▸ **Exercise objective**
Tally the lines below that hold the string "Metadata", and report the tally by itself.

(Dataset items)
=======

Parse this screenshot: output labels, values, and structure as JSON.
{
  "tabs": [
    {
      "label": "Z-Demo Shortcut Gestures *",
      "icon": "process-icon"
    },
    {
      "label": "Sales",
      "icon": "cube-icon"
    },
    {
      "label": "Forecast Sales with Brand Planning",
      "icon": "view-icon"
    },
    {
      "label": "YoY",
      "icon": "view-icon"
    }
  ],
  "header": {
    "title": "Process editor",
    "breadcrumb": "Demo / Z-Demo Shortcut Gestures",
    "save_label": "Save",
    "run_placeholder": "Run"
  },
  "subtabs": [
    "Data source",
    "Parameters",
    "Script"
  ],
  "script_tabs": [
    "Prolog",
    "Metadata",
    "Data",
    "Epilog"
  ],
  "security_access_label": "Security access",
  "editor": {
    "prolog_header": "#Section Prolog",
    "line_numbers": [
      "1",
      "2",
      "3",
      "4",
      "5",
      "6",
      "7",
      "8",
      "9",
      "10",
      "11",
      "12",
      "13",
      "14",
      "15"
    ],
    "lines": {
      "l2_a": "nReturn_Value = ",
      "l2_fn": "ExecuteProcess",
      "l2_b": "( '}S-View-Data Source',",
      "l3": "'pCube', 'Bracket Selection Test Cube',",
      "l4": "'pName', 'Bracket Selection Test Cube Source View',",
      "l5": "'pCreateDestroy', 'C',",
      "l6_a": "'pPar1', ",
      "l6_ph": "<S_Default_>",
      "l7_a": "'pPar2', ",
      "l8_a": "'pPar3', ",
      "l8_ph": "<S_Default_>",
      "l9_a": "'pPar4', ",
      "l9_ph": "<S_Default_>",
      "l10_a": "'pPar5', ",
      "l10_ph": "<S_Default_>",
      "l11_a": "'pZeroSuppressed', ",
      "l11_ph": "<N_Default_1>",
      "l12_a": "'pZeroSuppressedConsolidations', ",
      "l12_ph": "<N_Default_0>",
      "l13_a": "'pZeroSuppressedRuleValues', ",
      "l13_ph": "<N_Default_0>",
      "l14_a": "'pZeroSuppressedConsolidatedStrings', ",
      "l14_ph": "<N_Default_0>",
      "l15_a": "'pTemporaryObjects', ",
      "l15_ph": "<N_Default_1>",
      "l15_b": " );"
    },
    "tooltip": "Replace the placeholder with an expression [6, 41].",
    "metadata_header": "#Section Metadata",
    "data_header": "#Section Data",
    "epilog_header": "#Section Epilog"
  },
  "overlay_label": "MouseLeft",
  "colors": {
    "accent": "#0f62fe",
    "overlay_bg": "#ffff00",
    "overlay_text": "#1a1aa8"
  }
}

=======

▸ **Answer section**
2